• **Instructions for the task**
Your task is to set down the records below again, exactly.

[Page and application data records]
..............................
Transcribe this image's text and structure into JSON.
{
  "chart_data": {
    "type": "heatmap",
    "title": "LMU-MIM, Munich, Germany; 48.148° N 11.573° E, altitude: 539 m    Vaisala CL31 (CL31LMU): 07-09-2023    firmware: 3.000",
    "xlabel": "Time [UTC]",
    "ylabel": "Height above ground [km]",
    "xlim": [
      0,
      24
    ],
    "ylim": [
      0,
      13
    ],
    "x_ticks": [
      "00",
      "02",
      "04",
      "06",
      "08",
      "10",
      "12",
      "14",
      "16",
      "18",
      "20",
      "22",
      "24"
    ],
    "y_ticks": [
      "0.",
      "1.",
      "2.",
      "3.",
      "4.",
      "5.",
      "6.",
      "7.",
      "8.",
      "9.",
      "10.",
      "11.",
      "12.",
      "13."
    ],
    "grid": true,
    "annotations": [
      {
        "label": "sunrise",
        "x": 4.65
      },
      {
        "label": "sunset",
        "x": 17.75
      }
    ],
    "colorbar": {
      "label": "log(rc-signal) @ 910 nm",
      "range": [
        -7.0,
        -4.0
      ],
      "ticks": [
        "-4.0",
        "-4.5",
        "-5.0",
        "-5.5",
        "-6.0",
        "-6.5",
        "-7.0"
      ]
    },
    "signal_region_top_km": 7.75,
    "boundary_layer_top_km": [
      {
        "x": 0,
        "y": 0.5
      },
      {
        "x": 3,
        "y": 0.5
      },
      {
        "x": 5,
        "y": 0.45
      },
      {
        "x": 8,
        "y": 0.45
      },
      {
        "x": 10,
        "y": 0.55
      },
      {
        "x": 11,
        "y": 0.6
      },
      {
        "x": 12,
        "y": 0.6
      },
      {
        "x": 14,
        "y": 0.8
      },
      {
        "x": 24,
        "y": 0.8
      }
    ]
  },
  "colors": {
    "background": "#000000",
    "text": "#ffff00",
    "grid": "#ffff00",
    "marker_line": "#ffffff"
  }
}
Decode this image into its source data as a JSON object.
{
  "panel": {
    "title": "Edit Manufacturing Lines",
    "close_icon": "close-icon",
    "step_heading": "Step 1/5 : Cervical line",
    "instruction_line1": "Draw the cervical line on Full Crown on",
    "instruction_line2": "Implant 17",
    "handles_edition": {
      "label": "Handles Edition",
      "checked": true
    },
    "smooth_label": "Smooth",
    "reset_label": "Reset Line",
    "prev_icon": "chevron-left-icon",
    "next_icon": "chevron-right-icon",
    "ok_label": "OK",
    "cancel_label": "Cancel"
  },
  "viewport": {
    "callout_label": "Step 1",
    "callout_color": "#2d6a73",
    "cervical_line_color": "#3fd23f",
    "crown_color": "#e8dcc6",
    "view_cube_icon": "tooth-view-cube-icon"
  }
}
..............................
• **Answer space**
Transcribe this image's text and structure into JSON.
{
  "chart_data": {
    "type": "heatmap",
    "title": "LMU-MIM, Munich, Germany; 48.148° N 11.573° E, altitude: 539 m    Vaisala CL31 (CL31LMU): 07-09-2023    firmware: 3.000",
    "xlabel": "Time [UTC]",
    "ylabel": "Height above ground [km]",
    "xlim": [
      0,
      24
    ],
    "ylim": [
      0,
      13
    ],
    "x_ticks": [
      "00",
      "02",
      "04",
      "06",
      "08",
      "10",
      "12",
      "14",
      "16",
      "18",
      "20",
      "22",
      "24"
    ],
    "y_ticks": [
      "0.",
      "1.",
      "2.",
      "3.",
      "4.",
      "5.",
      "6.",
      "7.",
      "8.",
      "9.",
      "10.",
      "11.",
      "12.",
      "13."
    ],
    "grid": true,
    "annotations": [
      {
        "label": "sunrise",
        "x": 4.65
      },
      {
        "label": "sunset",
        "x": 17.75
      }
    ],
    "colorbar": {
      "label": "log(rc-signal) @ 910 nm",
      "range": [
        -7.0,
        -4.0
      ],
      "ticks": [
        "-4.0",
        "-4.5",
        "-5.0",
        "-5.5",
        "-6.0",
        "-6.5",
        "-7.0"
      ]
    },
    "signal_region_top_km": 7.75,
    "boundary_layer_top_km": [
      {
        "x": 0,
        "y": 0.5
      },
      {
        "x": 3,
        "y": 0.5
      },
      {
        "x": 5,
        "y": 0.45
      },
      {
        "x": 8,
        "y": 0.45
      },
      {
        "x": 10,
        "y": 0.55
      },
      {
        "x": 11,
        "y": 0.6
      },
      {
        "x": 12,
        "y": 0.6
      },
      {
        "x": 14,
        "y": 0.8
      },
      {
        "x": 24,
        "y": 0.8
      }
    ]
  },
  "colors": {
    "background": "#000000",
    "text": "#ffff00",
    "grid": "#ffff00",
    "marker_line": "#ffffff"
  }
}
Decode this image into its source data as a JSON object.
{
  "panel": {
    "title": "Edit Manufacturing Lines",
    "close_icon": "close-icon",
    "step_heading": "Step 1/5 : Cervical line",
    "instruction_line1": "Draw the cervical line on Full Crown on",
    "instruction_line2": "Implant 17",
    "handles_edition": {
      "label": "Handles Edition",
      "checked": true
    },
    "smooth_label": "Smooth",
    "reset_label": "Reset Line",
    "prev_icon": "chevron-left-icon",
    "next_icon": "chevron-right-icon",
    "ok_label": "OK",
    "cancel_label": "Cancel"
  },
  "viewport": {
    "callout_label": "Step 1",
    "callout_color": "#2d6a73",
    "cervical_line_color": "#3fd23f",
    "crown_color": "#e8dcc6",
    "view_cube_icon": "tooth-view-cube-icon"
  }
}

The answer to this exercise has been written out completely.